» **Task brief**
Every single entry that follows must be copied exactly.

[Data excerpts]

%%

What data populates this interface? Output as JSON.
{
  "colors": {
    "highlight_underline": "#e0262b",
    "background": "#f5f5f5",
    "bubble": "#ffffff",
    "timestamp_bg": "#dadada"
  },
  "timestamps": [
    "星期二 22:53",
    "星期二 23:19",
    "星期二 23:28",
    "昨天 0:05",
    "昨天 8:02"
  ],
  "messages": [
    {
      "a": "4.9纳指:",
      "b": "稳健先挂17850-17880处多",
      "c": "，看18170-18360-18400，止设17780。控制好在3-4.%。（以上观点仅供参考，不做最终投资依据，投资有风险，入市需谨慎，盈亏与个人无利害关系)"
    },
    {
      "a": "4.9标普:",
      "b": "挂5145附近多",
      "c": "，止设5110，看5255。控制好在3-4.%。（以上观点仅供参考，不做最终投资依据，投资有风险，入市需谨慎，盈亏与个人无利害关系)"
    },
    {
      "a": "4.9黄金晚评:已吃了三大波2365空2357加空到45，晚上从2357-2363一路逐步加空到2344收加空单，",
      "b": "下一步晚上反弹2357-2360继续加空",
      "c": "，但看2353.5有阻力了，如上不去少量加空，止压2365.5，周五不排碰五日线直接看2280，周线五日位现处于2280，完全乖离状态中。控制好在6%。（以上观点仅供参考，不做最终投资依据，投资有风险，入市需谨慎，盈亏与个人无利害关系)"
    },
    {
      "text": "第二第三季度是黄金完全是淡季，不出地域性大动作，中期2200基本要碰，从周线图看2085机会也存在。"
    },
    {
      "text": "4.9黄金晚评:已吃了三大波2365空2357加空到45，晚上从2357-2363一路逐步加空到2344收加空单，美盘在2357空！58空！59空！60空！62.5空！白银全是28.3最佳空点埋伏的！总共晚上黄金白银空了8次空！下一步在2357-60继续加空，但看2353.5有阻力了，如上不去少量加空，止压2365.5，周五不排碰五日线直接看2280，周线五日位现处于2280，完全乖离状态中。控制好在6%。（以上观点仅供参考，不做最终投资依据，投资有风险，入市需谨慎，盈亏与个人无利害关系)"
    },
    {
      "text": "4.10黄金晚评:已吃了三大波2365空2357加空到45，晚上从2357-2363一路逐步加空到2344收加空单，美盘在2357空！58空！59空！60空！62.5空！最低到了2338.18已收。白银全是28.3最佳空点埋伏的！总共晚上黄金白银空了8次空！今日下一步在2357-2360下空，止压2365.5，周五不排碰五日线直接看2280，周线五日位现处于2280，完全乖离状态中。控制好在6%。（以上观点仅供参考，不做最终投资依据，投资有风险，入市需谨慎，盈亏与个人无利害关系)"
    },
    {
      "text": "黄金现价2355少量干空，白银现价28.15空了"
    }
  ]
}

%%

» **Written solution**
What data populates this interface? Output as JSON.
{
  "colors": {
    "highlight_underline": "#e0262b",
    "background": "#f5f5f5",
    "bubble": "#ffffff",
    "timestamp_bg": "#dadada"
  },
  "timestamps": [
    "星期二 22:53",
    "星期二 23:19",
    "星期二 23:28",
    "昨天 0:05",
    "昨天 8:02"
  ],
  "messages": [
    {
      "a": "4.9纳指:",
      "b": "稳健先挂17850-17880处多",
      "c": "，看18170-18360-18400，止设17780。控制好在3-4.%。（以上观点仅供参考，不做最终投资依据，投资有风险，入市需谨慎，盈亏与个人无利害关系)"
    },
    {
      "a": "4.9标普:",
      "b": "挂5145附近多",
      "c": "，止设5110，看5255。控制好在3-4.%。（以上观点仅供参考，不做最终投资依据，投资有风险，入市需谨慎，盈亏与个人无利害关系)"
    },
    {
      "a": "4.9黄金晚评:已吃了三大波2365空2357加空到45，晚上从2357-2363一路逐步加空到2344收加空单，",
      "b": "下一步晚上反弹2357-2360继续加空",
      "c": "，但看2353.5有阻力了，如上不去少量加空，止压2365.5，周五不排碰五日线直接看2280，周线五日位现处于2280，完全乖离状态中。控制好在6%。（以上观点仅供参考，不做最终投资依据，投资有风险，入市需谨慎，盈亏与个人无利害关系)"
    },
    {
      "text": "第二第三季度是黄金完全是淡季，不出地域性大动作，中期2200基本要碰，从周线图看2085机会也存在。"
    },
    {
      "text": "4.9黄金晚评:已吃了三大波2365空2357加空到45，晚上从2357-2363一路逐步加空到2344收加空单，美盘在2357空！58空！59空！60空！62.5空！白银全是28.3最佳空点埋伏的！总共晚上黄金白银空了8次空！下一步在2357-60继续加空，但看2353.5有阻力了，如上不去少量加空，止压2365.5，周五不排碰五日线直接看2280，周线五日位现处于2280，完全乖离状态中。控制好在6%。（以上观点仅供参考，不做最终投资依据，投资有风险，入市需谨慎，盈亏与个人无利害关系)"
    },
    {
      "text": "4.10黄金晚评:已吃了三大波2365空2357加空到45，晚上从2357-2363一路逐步加空到2344收加空单，美盘在2357空！58空！59空！60空！62.5空！最低到了2338.18已收。白银全是28.3最佳空点埋伏的！总共晚上黄金白银空了8次空！今日下一步在2357-2360下空，止压2365.5，周五不排碰五日线直接看2280，周线五日位现处于2280，完全乖离状态中。控制好在6%。（以上观点仅供参考，不做最终投资依据，投资有风险，入市需谨慎，盈亏与个人无利害关系)"
    },
    {
      "text": "黄金现价2355少量干空，白银现价28.15空了"
    }
  ]
}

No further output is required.